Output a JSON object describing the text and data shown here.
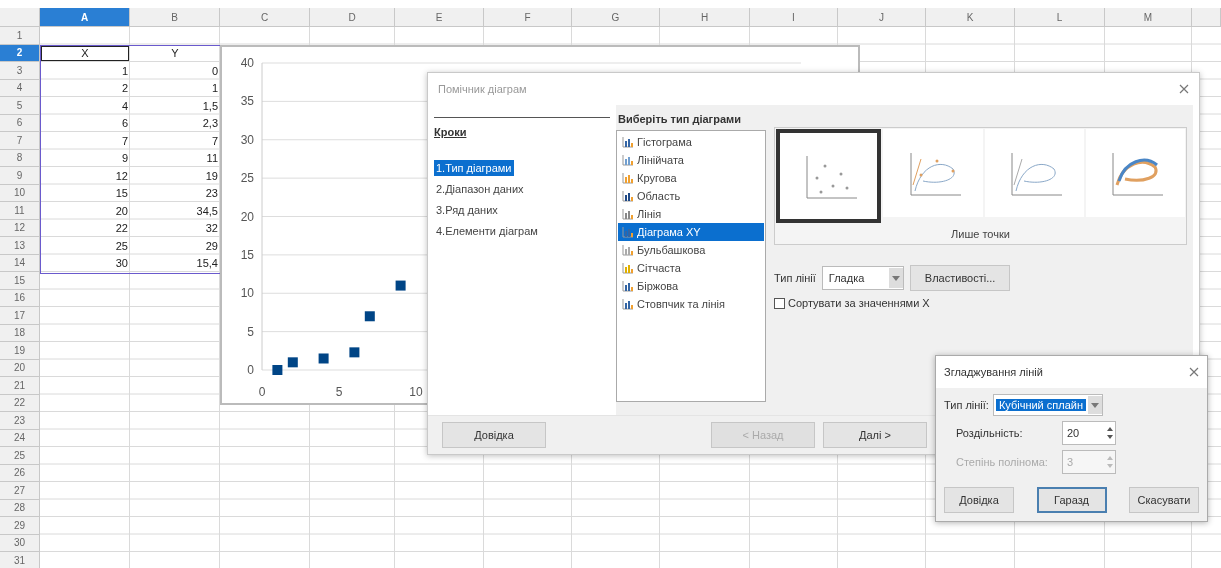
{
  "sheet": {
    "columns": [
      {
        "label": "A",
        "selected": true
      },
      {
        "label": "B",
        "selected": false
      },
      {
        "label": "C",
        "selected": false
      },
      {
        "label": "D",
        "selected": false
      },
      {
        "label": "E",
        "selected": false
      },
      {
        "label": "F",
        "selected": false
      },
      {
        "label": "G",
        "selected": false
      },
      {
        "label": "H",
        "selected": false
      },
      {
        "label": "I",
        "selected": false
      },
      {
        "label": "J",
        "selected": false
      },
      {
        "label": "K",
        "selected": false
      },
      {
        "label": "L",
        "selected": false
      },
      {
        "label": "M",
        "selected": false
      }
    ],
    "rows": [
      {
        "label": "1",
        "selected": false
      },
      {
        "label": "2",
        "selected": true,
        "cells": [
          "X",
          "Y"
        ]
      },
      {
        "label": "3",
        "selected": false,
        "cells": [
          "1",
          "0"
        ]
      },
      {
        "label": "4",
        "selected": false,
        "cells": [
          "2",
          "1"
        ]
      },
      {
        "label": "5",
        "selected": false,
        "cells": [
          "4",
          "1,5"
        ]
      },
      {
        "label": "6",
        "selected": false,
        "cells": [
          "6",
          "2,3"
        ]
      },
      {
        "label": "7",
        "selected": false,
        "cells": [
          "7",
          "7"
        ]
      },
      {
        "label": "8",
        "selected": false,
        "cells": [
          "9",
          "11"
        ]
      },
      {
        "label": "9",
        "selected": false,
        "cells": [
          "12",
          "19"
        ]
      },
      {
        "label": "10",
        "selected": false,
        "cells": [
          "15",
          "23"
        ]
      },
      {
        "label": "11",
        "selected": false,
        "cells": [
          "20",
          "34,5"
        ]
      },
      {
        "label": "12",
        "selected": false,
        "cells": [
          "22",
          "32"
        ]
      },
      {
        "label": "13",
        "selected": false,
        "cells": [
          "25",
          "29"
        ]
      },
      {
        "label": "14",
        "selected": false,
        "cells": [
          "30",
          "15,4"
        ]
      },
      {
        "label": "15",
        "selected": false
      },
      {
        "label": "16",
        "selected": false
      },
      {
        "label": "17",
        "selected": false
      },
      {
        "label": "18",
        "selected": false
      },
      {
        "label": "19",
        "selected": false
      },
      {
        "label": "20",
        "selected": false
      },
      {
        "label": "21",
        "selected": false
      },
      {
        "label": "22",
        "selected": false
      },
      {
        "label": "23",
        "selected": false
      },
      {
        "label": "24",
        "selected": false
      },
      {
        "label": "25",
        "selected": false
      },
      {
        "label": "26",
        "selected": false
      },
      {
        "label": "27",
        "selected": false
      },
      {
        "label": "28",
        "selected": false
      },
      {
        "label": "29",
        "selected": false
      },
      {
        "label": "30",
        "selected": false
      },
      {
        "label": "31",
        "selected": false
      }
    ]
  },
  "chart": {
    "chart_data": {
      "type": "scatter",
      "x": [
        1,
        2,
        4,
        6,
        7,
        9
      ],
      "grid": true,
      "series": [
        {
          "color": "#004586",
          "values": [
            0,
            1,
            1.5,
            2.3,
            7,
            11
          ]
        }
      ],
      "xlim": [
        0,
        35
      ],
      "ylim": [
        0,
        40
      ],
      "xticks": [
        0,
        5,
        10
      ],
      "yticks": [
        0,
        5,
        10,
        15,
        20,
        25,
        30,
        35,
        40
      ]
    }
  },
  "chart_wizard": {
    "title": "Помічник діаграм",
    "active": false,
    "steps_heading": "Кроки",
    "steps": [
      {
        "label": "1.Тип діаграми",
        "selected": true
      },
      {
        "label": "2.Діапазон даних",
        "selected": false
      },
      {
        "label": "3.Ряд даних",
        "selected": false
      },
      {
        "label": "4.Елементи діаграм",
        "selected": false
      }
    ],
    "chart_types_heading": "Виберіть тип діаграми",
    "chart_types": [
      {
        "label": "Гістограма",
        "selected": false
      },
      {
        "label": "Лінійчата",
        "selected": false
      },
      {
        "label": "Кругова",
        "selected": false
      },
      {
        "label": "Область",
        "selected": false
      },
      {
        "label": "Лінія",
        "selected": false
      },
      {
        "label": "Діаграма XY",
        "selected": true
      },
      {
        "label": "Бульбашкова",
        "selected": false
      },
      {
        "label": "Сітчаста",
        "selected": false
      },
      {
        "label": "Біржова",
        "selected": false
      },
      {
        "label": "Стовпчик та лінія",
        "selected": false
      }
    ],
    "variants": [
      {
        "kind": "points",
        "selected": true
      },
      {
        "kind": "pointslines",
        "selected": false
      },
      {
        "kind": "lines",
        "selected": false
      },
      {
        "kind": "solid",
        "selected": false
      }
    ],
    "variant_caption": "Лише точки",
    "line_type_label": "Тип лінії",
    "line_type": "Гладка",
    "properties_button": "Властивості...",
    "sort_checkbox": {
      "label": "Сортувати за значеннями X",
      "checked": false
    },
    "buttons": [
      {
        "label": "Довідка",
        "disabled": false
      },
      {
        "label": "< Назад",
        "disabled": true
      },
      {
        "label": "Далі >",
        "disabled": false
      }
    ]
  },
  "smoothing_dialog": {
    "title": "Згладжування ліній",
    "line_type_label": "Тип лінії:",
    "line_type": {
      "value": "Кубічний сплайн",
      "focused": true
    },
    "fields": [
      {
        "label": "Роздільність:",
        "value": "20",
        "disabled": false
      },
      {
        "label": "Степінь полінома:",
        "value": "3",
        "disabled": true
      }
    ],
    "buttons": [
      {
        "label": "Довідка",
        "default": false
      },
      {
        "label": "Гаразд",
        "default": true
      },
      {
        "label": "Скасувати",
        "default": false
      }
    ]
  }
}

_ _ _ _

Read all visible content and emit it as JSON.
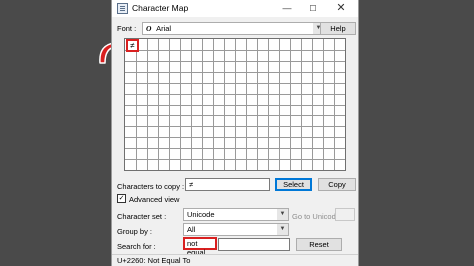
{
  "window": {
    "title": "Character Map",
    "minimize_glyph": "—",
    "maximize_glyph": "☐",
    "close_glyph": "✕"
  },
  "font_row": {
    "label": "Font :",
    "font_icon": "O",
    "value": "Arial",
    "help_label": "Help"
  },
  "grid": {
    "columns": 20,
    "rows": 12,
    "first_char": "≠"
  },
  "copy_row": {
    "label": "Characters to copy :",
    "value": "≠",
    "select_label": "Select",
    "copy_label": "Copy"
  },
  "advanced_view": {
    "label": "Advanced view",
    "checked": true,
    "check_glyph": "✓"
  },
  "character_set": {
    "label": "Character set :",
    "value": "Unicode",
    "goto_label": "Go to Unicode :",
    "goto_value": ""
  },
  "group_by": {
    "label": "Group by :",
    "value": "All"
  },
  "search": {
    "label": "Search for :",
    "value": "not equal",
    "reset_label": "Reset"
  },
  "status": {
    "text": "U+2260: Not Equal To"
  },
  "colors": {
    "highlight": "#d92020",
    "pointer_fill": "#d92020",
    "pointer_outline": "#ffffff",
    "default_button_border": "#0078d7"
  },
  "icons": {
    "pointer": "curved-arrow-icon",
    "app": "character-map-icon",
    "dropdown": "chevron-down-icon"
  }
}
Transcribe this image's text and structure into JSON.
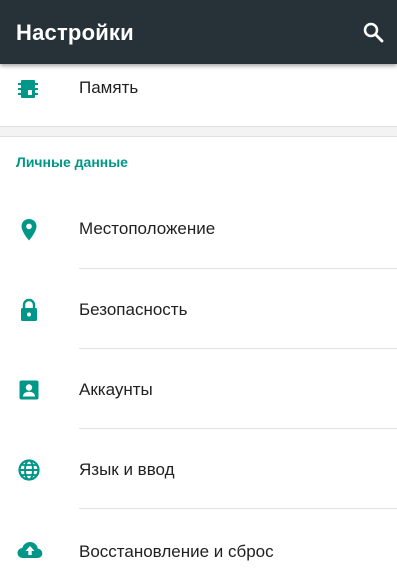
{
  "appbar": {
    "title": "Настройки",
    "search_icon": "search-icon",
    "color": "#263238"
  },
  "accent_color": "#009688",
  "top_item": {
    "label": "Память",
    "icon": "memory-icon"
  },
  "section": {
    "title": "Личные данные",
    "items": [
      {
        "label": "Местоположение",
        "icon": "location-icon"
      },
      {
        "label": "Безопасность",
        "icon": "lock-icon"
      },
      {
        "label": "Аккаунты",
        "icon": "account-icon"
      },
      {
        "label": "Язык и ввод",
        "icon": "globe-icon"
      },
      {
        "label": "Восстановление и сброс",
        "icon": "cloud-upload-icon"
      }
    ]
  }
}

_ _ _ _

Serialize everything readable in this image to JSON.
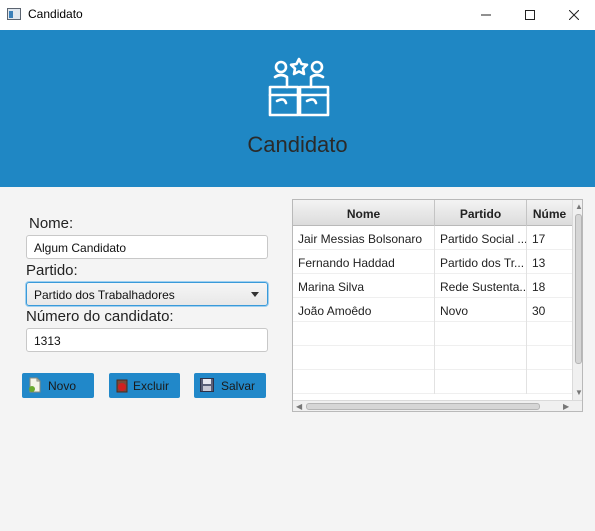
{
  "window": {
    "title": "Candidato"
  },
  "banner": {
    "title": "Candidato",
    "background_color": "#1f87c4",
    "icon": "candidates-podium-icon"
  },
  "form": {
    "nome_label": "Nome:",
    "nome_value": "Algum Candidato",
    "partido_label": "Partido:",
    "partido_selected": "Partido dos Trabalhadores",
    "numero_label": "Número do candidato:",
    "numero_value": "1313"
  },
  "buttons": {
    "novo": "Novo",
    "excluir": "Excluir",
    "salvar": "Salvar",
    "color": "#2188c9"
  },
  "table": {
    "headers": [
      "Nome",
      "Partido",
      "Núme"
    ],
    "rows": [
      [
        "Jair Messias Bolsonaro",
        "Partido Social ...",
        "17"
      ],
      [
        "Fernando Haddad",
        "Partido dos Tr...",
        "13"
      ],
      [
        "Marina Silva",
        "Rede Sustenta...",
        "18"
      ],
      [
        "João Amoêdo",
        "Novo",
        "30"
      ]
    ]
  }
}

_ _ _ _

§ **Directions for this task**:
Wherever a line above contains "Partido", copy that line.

§ **Written solution**:
    "partido_label": "Partido:",
    "partido_selected": "Partido dos Trabalhadores",
      "Partido",
        "Partido Social ...",
        "Partido dos Tr...",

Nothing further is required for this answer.